“A bridge to the past and a link to the future” is one of the quotes along the Borris Viaduct walk.
The viaduct has been developed by Carlow County Council to make it safer and more accessible. The council has installed new signs, with interpretative panels adding to the walkway’s historical significance. It is a family friendly walk, suitable for buggies and is serviced by two car parks, one at each end of the viaduct. The length of the viaduct walk is approx. 500m each way but if you walk below the arches near the river, you can extend the walk a further 500m. At the start of the walk, there is a small woodland area that sits below the bridge. There are picnic benches available to sit and enjoy the beautiful scenery.
St. Molings Route – Driving Trail
The Barrow River is the most prominent landmark in this trail which covers the southern part of Co. Carlow. Since historical times, Carlow has been shaped by its rivers. As a result, there are many prehistoric sites and early Christian settlements throughout the area. The trail is 77km (44 miles) long. The trail route begins at the famous Borris House.
The Step House Hotel
The Step House Hotel is a 200-year-old dower house of the McMorrough Kavanagh Estate. The 4-star boutique hotel is located in the heart of Borris. It is a beautiful Georgian townhouse with deep archways and vaulted ceilings. The award-winning Cellar Restaurant provides a classic and intimate setting for guest dining, with beautiful wooden floors and vaulted ceilings.
Killoughternane Church is a 10th-century Celtic Christian church located 6km from Borris. It was built on the remains of a timber church said to have been built in the 5th century AD by St. Fortiarnán. Also known as the white church, the ruin is small and roofless, measuring approximately 5.5m in length and 3.5m in width. It features a rectangular baptismal font in the northeast corner.

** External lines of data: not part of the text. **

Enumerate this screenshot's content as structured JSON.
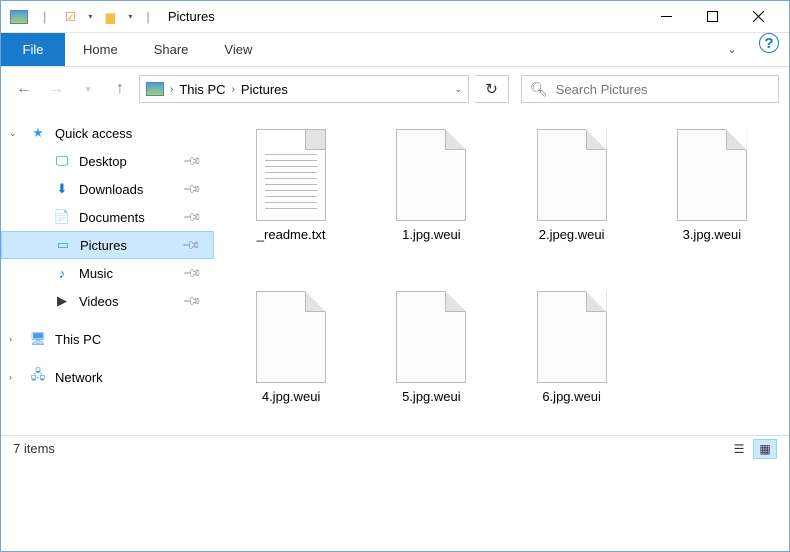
{
  "titlebar": {
    "title": "Pictures"
  },
  "ribbon": {
    "file": "File",
    "tabs": [
      "Home",
      "Share",
      "View"
    ]
  },
  "breadcrumb": {
    "items": [
      "This PC",
      "Pictures"
    ]
  },
  "search": {
    "placeholder": "Search Pictures"
  },
  "nav": {
    "quick_access": "Quick access",
    "items": [
      {
        "label": "Desktop",
        "icon": "desktop",
        "color": "#0a78d4"
      },
      {
        "label": "Downloads",
        "icon": "downloads",
        "color": "#0a78d4"
      },
      {
        "label": "Documents",
        "icon": "documents",
        "color": "#4096d0"
      },
      {
        "label": "Pictures",
        "icon": "pictures",
        "color": "#3aa0d8",
        "selected": true
      },
      {
        "label": "Music",
        "icon": "music",
        "color": "#1b74c3"
      },
      {
        "label": "Videos",
        "icon": "videos",
        "color": "#3a3a3a"
      }
    ],
    "this_pc": "This PC",
    "network": "Network"
  },
  "files": [
    {
      "name": "_readme.txt",
      "type": "txt"
    },
    {
      "name": "1.jpg.weui",
      "type": "blank"
    },
    {
      "name": "2.jpeg.weui",
      "type": "blank"
    },
    {
      "name": "3.jpg.weui",
      "type": "blank"
    },
    {
      "name": "4.jpg.weui",
      "type": "blank"
    },
    {
      "name": "5.jpg.weui",
      "type": "blank"
    },
    {
      "name": "6.jpg.weui",
      "type": "blank"
    }
  ],
  "status": {
    "count": "7 items"
  }
}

Borris is home to Mount Leinster Rangers GAA Club, which was founded in 1988 with the amalgamation of 3 parish teams: Borris, Ballymurphy and Rathanna.
Borris Golf Club, founded in 1907, is one of the oldest clubs in Ireland. The beautifully designed 9-hole course makes for a unique experience. The surrounding countryside provides breathtaking views that are unexpected and always memorable. This fairway course is maintained to an exceptional standard. With a fully automatic irrigation system and the environmentally friendly sand base greens, this course will challenge even the most seasoned golfer. Its well-balanced plants and diverse tree species make it a joy to play for all.
The Borris Athletic Sports were inaugurated in 1872 by the Borris Cricket Club.
The local soccer club is Borris AFC.
Blackstairs Eco Trails, an award-winning Eco tourism business, is located 5kms from Borris. Visitors can explore the 5-acre wooded area where they can discover all sorts of wildlife. Scattered throughout the area are plenty of trails for visitors to stroll, learn about nature, and relax in the park. A small lake is easy to access, perfect for swimming and canoeing, and provides stunning views. There is also a beautiful park with winding paths, flower meadows and an Old Rose Garden to explore.
Borris Food and Craft Market is a popular market full of locally sourced produce, handcrafted goods, and a good selection of locally crafted artisanal foodstuffs. The market boasts a variety of products for sale from local artists and craftspeople who have been established in the area for many years.
The Store is located in the Gate Lodge of Borris House, which houses a fantastic assortment of local artisan crafts, art and craft products. The store stocks a wide range of high-quality items including varied types of jewellery, candles, leather goods, beeswax products, jams and cordials.
It may be a cliché, but the Irish pub is very much alive and well in Borris. Whether you end up in O’Shea’s, Joyce’s or Bob’s Bar, you’ll get an authentic Irish experience complete with warm fires, warm welcomes and warm drinks.